Domestic abuse, or Family Violence, can rear it’s ugly head in multiple forms and can take place in the context of a marriage, between romantic partners, a parent and their child, between siblings, and many other types of familial relationships.

Family violence is a plague around the world and we here in Australia are not exempt from the damaging and often devastating effects of its impact here in our own back yard.

The Family Law Act 1975 defines Family violence as “violent, threatening or other behaviour by a person that coerces or controls a member of the person's family, or causes the family member to be fearful.”

Family violence. Domestic violence. Sexual violence. These are all major societal, welfare, and health problems that can have lifelong effects on both the victims and the perpetrators. Family violence can affect all people regardless of age, culture, background, however it continues to be predominantly woman and children who are still losing their lives to acts of Family Violence at a higher rate than any other demographic. 

In 2016 the Australian Bureau of Statistics undertook a Personal Safety Survey the results of which provided a harrowing insight into Australian’s experience of Family Violence in that:

  • 2.2 million Australians have experience physical and/or sexual violence; and
  • 3.6 million Australians have experienced emotional abuse from a partner.

Let us now explore 10 examples of behaviour that may constitute Family Violence and the signs to look for in identifying whether these relate to you or somebody that you may care about.

1.Assault

This is the act of inflicting unwanted physical contact or harm upon a person. This could even involve an attempt or a threat to inflict harm. 

2. Sexually Abusive Behaviour

This behaviour usually occurs when a person engages, or attempts to engage, in sexually activity that is unwanted or where no consent has been given. It is important to know that people who are not conscious and children are not capable of giving consent in any circumstances.  

3. Stalking

Stalking is a crime and involves wilfully following or harassing another person that causes fear for ones safety. This includes using electronics or software to monitor a persons movements and activities without their consent.

4. Derogatory Taunts

Family violence includes behaviours of emotional or psychological abuse. This can involve any behaviour by a one person towards another that intimidates, torments, is offensive or harassing. Name calling, threats to disclose personal or private information about another person, reproaching, constantly challenging, belittling, demeaning, mocking, or insulting, all constitutes Family Violence.  
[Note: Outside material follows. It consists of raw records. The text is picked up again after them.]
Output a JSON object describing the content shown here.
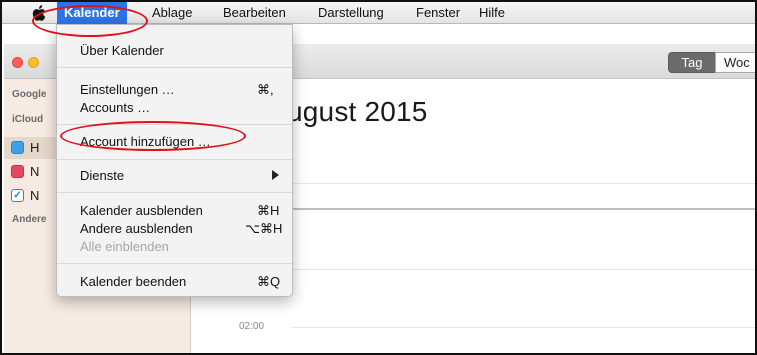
{
  "menubar": {
    "items": [
      "Kalender",
      "Ablage",
      "Bearbeiten",
      "Darstellung",
      "Fenster",
      "Hilfe"
    ]
  },
  "toolbar": {
    "view_day": "Tag",
    "view_week_partial": "Woc"
  },
  "sidebar": {
    "groups": [
      "Google",
      "iCloud",
      "Andere"
    ],
    "rows": [
      {
        "label": "H",
        "color": "#3ea0e6"
      },
      {
        "label": "N",
        "color": "#e8485f"
      },
      {
        "label": "N",
        "color": "#3ea0e6",
        "checked": true
      }
    ]
  },
  "main": {
    "month_title": "ugust 2015",
    "time_label": "02:00"
  },
  "menu": {
    "items": [
      {
        "label": "Über Kalender",
        "shortcut": ""
      },
      {
        "label": "Einstellungen …",
        "shortcut": "⌘,"
      },
      {
        "label": "Accounts …",
        "shortcut": ""
      },
      {
        "label": "Account hinzufügen …",
        "shortcut": ""
      },
      {
        "label": "Dienste",
        "shortcut": ""
      },
      {
        "label": "Kalender ausblenden",
        "shortcut": "⌘H"
      },
      {
        "label": "Andere ausblenden",
        "shortcut": "⌥⌘H"
      },
      {
        "label": "Alle einblenden",
        "shortcut": "",
        "disabled": true
      },
      {
        "label": "Kalender beenden",
        "shortcut": "⌘Q"
      }
    ]
  },
  "annotation_color": "#e2101a"
}
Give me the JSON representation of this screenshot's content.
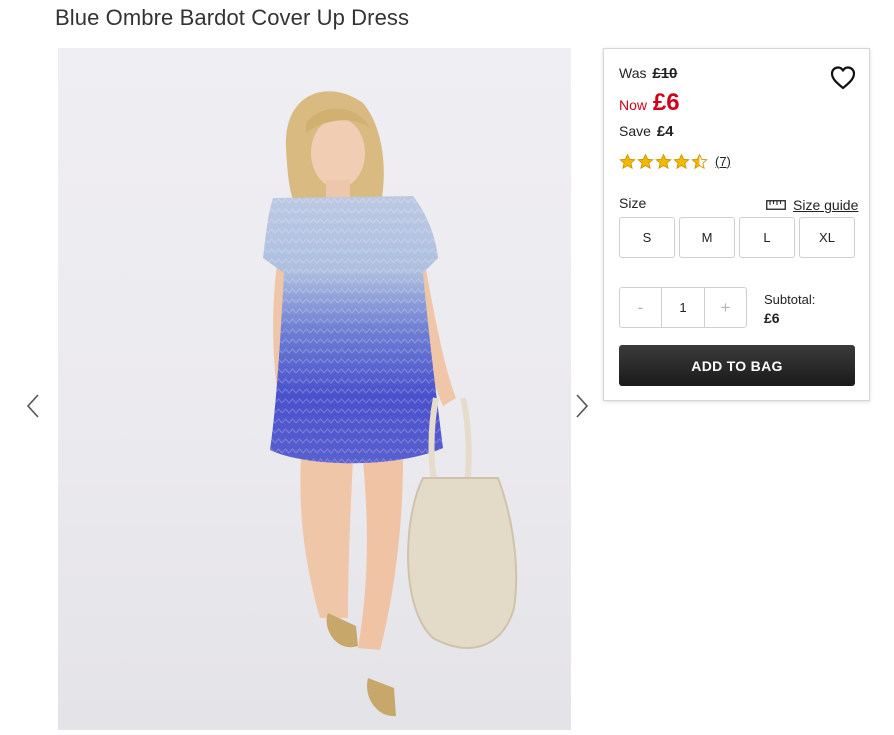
{
  "product": {
    "title": "Blue Ombre Bardot Cover Up Dress"
  },
  "gallery": {
    "prev_icon": "chevron-left-icon",
    "next_icon": "chevron-right-icon"
  },
  "pricing": {
    "was_label": "Was",
    "was_price": "£10",
    "now_label": "Now",
    "now_price": "£6",
    "save_label": "Save",
    "save_amount": "£4",
    "accent_color": "#d0021b"
  },
  "rating": {
    "stars": 4.5,
    "max": 5,
    "review_count": "(7)",
    "star_color": "#f5b700"
  },
  "size": {
    "label": "Size",
    "guide_label": "Size guide",
    "guide_icon": "ruler-icon",
    "options": [
      "S",
      "M",
      "L",
      "XL"
    ]
  },
  "quantity": {
    "minus": "-",
    "value": "1",
    "plus": "+"
  },
  "subtotal": {
    "label": "Subtotal:",
    "value": "£6"
  },
  "actions": {
    "add_to_bag": "ADD TO BAG",
    "wishlist_icon": "heart-icon"
  }
}
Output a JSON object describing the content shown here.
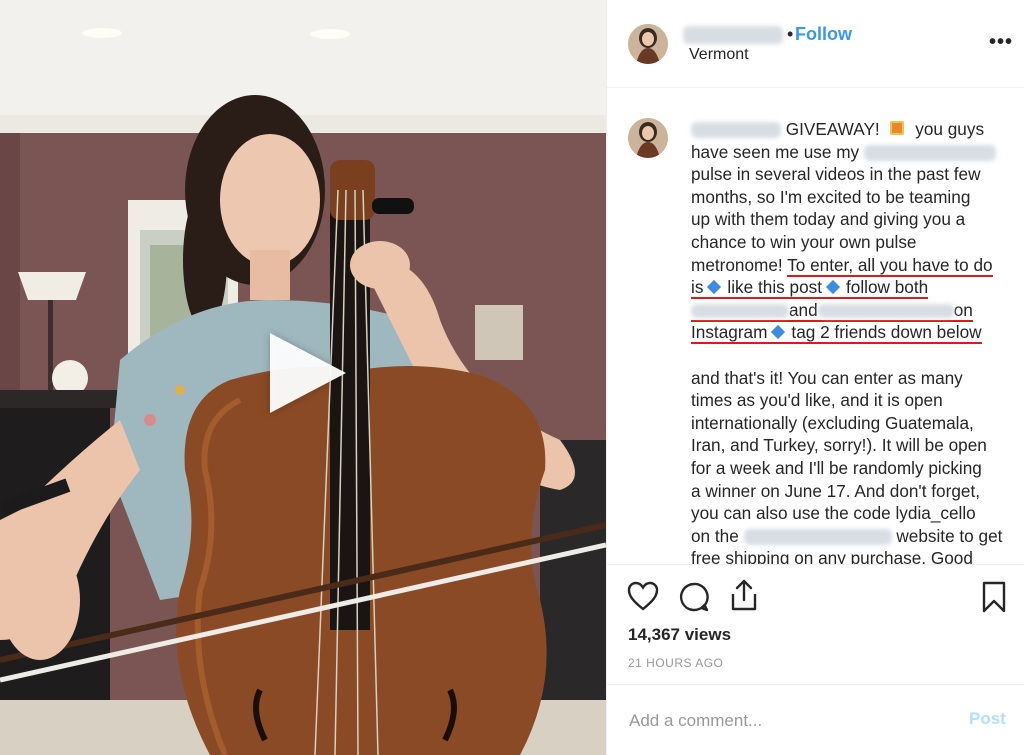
{
  "post": {
    "location": "Vermont",
    "follow_label": "Follow",
    "separator": "•",
    "more_label": "•••"
  },
  "caption": {
    "lines": [
      "GIVEAWAY!",
      "you guys",
      "have seen me use my",
      "pulse in several videos in the past few",
      "months, so I'm excited to be teaming",
      "up with them today and giving you a",
      "chance to win your own pulse",
      "metronome!",
      "To enter, all you have to do",
      "is",
      "like this post",
      "follow both",
      "and",
      "on",
      "Instagram",
      "tag 2 friends down below",
      "and that's it! You can enter as many",
      "times as you'd like, and it is open",
      "internationally (excluding Guatemala,",
      "Iran, and Turkey, sorry!). It will be open",
      "for a week and I'll be randomly picking",
      "a winner on June 17. And don't forget,",
      "you can also use the code lydia_cello",
      "on the",
      "website to get",
      "free shipping on any purchase. Good"
    ]
  },
  "stats": {
    "views": "14,367 views",
    "time_ago": "21 HOURS AGO"
  },
  "comment": {
    "placeholder": "Add a comment...",
    "post_label": "Post",
    "post_color": "#b2dffc"
  },
  "icons": [
    "play-icon",
    "heart-icon",
    "comment-icon",
    "share-icon",
    "bookmark-icon",
    "more-icon",
    "gift-icon",
    "diamond-icon"
  ],
  "colors": {
    "follow": "#3897f0",
    "underline": "#e01818",
    "diamond": "#3a8de0"
  }
}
5. Intentionally damaging or destroying property

Section 197 of the Victorian Crimes Act 1958 states that it is a crime to  intentionally and without lawful excuse destroys or damages any property belonging to another or to himself and another.

6. Hurting animals

Hurting animals is sadly a common form of abuse that occurs as a means by which family violence perpetrators use to intimidate, control, or threaten their partners and/or children. This should be reported to animal welfare authorities, your lawyer, or the police where it is safe to do so.

7. Being denied financial autonomy

In recent years we have seen the Family Law Act expanded to include financial abuse in its definition of Family Violence. Financial abuse can directly impact the affected family members ability to leave the relationship if they are worried about how they will afford to take care of themselves, and in some circumstances their children. This can have extremely detrimental effects on a person’s emotional wellbeing and their sense of independence and autonomy. Signs of financial abuse include not having direct access to any funds or source of money, and/or having to account for and explain any transactions that they might make.  

8. Withholding financial support if the person is financially dependent on you

Withholding financial support to meet reasonable living expenses can be used as a means by which to control another person’s behaviour. It can create a fear that financial support will be withheld unless you do, or refrain from doing something. This is an abuse of power if the person is dependent upon you for financial means. This may include such things as refusing to provide a person with money for petrol so that they cannot leave the home. Speak to a family lawyer for assistance regarding accessing the financial resources of the relationship.

9. Being prevented from maintaining relationships with their family or friends

Attempts to socially isolate a person from their support network is a form of Family Violence. This may involve preventing or forbidding a person from having contact with family or friends. It might also include ongoing rudeness to people that are close to their partner in an attempt to drive them away. In extreme cases this might even involve a person requiring that they and their partner move away from their partners support/social network.

10. Being deprived of liberty     

This type of Family Violence usually involves a person being physically prevented from exercising their liberty to come and go freely. This can range from being kidnapped to not being permitted to leave your home, or even being locked in the house or in a room for any period of time against a person’s wishes. This is a serious offence and should be, where possible, reported to the police immediately. 

If you think that you, or someone that you care about, might be in immediate harm call the Police on 000 for immediate assistance.

If you wish to discuss your circumstances or are planning on leaving an abusive relationship and are seeking assistance in formulating a safety plan, we recommend contacting one of the support providers listed on the Department of Justice and Community Safety Website.

Family law solicitors can help you navigate your way through a legal separation, help you put in place safety measures for child-contact arrangements, and provide you with advice regarding the legal options available to you in best protecting yourself and your family where Family Violence has occurred.  

For more information, book an appointment or contact our Family Law team on (03) 9435 9044.